18 – Wyoming Basin (4 – level 4 ecoregions)

“This ecoregion is a broad intermontane basin interrupted by hills and low mountains and dominated by arid grasslands and shrublands. Nearly surrounded by forest covered mountains, the region is somewhat drier than the Northwestern Great Plains (43) to the northeast and does not have the extensive cover of pinyon-juniper woodland found in the Colorado Plateaus (20) to the south. Much of the region is used for livestock grazing, although many areas lack sufficient vegetation to support this activity. The region contains major producing natural gas and petroleum fields. The Wyoming Basin also has extensive coal deposits along with areas of trona, bentonite, clay, and uranium mining. (USGS, 2006; US EPA, 2013)”

18a – Rolling sagebrush steppe

• Topography -The semiarid Rolling Sagebrush Steppe is a vast region of rolling plains, alluvial and outwash fans, hills, cuestas, mesas, and terraces. This region is less hilly than the Foothill Shrublands and Low Mountains (18d) ecoregion.

• Land Use -  Land use is mainly rangeland, with some areas of cropland along the Yampa River in hay, wheat, barley, or oats. Oil, gas, and coal deposits are scattered throughout the region.
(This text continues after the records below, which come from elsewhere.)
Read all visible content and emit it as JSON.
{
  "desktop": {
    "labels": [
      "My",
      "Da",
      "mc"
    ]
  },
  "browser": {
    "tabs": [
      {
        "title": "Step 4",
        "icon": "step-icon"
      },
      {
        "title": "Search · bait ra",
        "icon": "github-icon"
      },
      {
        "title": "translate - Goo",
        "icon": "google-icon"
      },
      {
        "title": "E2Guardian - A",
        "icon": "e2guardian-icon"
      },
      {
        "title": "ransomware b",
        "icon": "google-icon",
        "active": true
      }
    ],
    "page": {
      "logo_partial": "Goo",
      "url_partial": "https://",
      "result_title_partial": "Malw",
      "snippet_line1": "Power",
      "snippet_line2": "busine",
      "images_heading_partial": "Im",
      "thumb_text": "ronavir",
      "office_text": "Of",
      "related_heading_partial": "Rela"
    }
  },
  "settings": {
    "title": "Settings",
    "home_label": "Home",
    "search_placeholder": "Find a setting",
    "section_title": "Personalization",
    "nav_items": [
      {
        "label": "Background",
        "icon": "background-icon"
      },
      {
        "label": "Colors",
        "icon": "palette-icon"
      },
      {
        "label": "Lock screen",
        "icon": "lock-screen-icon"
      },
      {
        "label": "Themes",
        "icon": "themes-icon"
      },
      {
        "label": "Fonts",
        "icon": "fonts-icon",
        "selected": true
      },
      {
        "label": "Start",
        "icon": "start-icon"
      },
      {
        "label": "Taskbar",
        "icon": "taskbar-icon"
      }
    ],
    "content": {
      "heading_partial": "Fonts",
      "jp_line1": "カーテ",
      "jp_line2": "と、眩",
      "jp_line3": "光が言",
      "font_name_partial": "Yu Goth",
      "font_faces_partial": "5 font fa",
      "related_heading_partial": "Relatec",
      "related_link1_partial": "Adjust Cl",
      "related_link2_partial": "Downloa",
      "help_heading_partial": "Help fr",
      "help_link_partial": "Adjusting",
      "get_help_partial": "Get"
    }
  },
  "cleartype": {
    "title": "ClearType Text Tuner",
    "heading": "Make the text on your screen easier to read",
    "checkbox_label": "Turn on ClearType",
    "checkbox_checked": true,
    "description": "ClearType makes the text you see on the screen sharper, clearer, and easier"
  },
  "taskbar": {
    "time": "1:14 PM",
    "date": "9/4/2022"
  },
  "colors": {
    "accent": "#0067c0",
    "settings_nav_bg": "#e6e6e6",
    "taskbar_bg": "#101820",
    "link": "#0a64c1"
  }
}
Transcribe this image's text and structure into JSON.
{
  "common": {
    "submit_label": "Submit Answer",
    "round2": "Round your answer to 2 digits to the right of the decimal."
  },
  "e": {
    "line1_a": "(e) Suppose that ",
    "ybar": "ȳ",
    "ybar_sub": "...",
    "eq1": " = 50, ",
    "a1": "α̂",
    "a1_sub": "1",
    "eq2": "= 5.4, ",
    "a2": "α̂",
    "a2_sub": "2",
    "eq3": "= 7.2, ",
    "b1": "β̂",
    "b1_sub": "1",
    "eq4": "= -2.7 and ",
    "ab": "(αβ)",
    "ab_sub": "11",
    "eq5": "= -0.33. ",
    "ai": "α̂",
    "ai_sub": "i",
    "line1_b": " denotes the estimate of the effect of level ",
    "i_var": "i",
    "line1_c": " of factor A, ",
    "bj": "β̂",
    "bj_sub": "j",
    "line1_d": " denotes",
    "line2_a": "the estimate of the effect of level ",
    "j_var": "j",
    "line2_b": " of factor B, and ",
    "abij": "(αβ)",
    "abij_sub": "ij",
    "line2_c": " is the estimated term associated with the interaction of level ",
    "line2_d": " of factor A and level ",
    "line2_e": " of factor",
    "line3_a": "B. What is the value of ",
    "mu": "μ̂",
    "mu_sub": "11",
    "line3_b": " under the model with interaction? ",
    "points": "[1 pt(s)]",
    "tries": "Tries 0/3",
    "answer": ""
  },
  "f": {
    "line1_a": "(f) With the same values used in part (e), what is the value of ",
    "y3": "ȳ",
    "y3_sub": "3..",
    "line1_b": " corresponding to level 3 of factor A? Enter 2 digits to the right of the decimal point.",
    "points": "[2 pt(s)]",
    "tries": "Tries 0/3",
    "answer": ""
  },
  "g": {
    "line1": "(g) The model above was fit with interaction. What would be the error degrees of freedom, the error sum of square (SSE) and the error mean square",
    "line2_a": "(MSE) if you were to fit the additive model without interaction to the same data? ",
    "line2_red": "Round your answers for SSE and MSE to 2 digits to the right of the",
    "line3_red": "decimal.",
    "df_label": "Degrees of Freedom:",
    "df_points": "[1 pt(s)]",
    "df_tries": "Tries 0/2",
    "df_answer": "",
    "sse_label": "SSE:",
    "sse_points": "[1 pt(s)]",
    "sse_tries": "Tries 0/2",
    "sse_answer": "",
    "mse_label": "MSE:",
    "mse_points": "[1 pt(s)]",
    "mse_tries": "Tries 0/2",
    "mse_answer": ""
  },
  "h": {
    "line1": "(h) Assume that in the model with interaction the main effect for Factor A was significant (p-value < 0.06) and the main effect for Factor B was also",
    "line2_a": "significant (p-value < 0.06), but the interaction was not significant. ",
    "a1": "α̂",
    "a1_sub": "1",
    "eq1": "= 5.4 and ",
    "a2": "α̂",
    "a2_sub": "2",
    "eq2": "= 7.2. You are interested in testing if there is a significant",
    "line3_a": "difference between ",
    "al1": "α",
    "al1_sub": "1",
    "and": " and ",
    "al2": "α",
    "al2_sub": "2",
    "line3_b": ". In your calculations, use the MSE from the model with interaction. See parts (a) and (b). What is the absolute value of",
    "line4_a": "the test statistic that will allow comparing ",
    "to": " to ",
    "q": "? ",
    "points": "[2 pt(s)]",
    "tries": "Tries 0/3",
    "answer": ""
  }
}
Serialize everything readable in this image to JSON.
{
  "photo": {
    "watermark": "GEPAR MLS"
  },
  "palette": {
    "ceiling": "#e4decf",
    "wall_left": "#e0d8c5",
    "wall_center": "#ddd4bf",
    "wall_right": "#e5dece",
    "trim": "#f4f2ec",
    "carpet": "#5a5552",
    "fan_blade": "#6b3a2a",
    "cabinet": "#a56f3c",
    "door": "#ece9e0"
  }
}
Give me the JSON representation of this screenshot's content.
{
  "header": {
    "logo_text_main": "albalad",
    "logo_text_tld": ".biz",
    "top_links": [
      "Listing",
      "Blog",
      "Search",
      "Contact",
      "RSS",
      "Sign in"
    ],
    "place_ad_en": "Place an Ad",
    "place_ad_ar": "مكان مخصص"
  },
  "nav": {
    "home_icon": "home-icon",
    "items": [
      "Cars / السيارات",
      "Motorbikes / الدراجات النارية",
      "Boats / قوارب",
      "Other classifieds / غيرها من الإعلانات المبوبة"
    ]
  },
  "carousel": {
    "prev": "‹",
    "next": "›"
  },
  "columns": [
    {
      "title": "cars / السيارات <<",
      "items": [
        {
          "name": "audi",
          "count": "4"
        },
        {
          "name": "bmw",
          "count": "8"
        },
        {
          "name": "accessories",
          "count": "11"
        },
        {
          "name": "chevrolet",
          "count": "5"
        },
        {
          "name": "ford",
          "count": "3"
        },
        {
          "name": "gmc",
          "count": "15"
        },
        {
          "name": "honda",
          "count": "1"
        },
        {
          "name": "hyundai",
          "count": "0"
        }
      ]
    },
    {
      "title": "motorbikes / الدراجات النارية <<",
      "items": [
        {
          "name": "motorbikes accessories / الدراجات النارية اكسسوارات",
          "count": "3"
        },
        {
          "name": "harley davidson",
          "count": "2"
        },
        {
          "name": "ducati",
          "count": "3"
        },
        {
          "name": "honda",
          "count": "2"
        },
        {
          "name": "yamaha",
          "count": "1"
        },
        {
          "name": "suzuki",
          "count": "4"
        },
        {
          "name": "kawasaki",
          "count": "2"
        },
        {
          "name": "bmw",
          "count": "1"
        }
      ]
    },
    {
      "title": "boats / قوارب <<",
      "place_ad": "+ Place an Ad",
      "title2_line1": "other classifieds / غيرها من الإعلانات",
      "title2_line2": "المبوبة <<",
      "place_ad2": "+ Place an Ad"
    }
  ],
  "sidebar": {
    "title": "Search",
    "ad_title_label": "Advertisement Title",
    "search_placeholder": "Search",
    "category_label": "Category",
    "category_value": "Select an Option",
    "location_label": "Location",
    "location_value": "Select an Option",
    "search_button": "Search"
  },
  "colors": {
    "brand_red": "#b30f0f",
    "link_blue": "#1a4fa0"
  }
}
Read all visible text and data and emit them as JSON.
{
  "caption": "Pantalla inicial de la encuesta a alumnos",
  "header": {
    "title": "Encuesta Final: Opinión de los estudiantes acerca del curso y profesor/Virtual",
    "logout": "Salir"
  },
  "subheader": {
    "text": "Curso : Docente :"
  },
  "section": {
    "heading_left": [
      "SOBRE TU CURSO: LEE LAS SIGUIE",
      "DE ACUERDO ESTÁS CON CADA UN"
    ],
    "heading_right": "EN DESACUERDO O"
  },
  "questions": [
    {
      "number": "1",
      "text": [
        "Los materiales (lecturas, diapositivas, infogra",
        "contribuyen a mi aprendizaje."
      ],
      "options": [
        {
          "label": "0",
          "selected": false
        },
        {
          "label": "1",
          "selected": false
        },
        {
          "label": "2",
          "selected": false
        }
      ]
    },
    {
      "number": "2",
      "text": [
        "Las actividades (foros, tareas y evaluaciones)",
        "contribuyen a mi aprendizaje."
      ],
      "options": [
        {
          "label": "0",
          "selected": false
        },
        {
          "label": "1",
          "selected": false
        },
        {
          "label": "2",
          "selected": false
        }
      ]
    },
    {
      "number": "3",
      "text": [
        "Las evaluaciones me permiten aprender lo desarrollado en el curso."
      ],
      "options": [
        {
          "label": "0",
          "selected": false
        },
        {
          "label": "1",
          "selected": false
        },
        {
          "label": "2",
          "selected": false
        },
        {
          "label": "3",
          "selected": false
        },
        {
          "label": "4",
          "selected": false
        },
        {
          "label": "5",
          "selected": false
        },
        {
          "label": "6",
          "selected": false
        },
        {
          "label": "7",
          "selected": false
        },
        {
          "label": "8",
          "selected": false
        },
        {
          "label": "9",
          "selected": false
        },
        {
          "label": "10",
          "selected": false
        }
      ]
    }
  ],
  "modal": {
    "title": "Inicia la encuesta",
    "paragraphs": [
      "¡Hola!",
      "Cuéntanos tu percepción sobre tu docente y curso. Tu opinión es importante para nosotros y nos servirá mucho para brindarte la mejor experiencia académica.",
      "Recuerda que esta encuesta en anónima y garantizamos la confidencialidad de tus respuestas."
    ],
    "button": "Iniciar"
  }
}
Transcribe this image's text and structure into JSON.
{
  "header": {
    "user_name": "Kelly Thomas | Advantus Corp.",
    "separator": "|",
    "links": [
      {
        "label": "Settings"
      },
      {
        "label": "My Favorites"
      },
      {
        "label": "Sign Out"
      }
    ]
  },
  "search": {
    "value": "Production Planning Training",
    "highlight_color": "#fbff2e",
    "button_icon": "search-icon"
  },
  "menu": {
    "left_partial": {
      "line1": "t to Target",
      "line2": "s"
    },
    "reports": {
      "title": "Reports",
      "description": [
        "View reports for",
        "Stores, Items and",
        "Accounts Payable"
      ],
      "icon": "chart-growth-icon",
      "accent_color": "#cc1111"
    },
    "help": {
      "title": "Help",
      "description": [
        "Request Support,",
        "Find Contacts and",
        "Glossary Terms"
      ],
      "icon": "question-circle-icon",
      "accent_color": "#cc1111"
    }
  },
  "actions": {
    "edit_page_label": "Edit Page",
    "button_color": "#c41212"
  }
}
• Soils -

• Vegetation - The sagebrush steppe natural vegetation includes western wheatgrass, needle-and-thread, blue grama, Sandberg bluegrass, Junegrass, rabbitbrush, fringed sage, Wyoming big sagebrush, silver and black sagebrush in lowlands, and mountain big sagebrush in the higher elevations.         

• Other - Annual precipitation of 10 to 20 inches varies with elevation and proximity to mountains.

  • Sites to Visit - Axial Basin, Browns Park National Wildlife Refuge, Cedar Mountain, Elkhead Reservoir State Park, Irish Canyon, Morgan Bottoms, Sandwash Basin, Yampa River State Park

  • Resources - 

18d – Foothill shrublands and low mountains

• Topography -The Foothill Shrublands and Low Mountains ecoregion includes isolated dry mountain ranges and foothill slopes, and in Colorado includes Cold Spring Mountain, Bishop Peak, Diamond Peak, and Lookout Mountain. The topography of this region is more rugged than the Rolling Sagebrush Steppe (18a).

• Land Use - Land use is mostly rangeland and wildlife habitat.

• Soils - Tertiary sedimentary rocks of sandstone and conglomerate are extensive, but shale, siltstone, and limestone also occur.

• Vegetation - Big sagebrush, rabbitbrush, pricklypear, bluebunch wheatgrass, and Idaho fescue dominate on fine-textured soils; Rocky Mountain juniper, Utah juniper, and mountain mahogany woodlands occur on rock outcrops.       

• Other – A

  • Sites to Visit - Talamantes Creek, Vermillion Dry Creek

  • Resources - 

18f – Laramie basin

• Topography -The Laramie Basin ecoregion is a wide intermontane valley of Wyoming that extends slightly into northern Colorado.

• Land Use - The rolling, high elevation valley of grass and shrubland is used primarily for seasonal livestock grazing. Some hay is produced along the Laramie River.

• Soils -

• Vegetation - For the region as a whole, natural vegetation is mainly grassland compared to the sagebrush steppe in other regions of Ecoregion 18. Needle-and-thread, western wheatgrass, blue grama, Indian ricegrass, and other mixed grass species are typical, along with rabbitbrush, fringed sage, and various forb and shrub species.

• Other - Elevations in the Colorado portion are generally 7800 to 9100 feet, with annual precipitation of 15 to 20 inches.

  • Sites to Visit - Laramie River

  • Resources - 

18e – Salt desert shrub basins

• Topography - The arid Salt Desert Shrub Basins ecoregion includes disjunct playas and isolated sand dunes.

• Land Use - Land use is rangeland and wildlife habitat.

• Soils - The plains, terraces, and rolling alluvial fans of Ecoregion 18e have soils that tend to be more alkaline and less permeable than soils in the Rolling Sagebrush Steppe (18a).

• Vegetation - Vegetation is a sparse cover of arid land shrubs such as shadscale, greasewood, and Gardner's saltbush, with some areas of big sagebrush. Areas with stabilized sand dunes are dominated by alkali cordgrass, Indian ricegrass, blowout grass, alkali wildrye, and needle-and-thread. 

• Other - This arid region is sensitive to grazing pressure, which may promote the invasion of weeds such as Russian thistle, cheatgrass, and the toxic halogeton.

  • Sites to Visit - Little Snake River, Powder Wash, Sand Wash

  • Resources -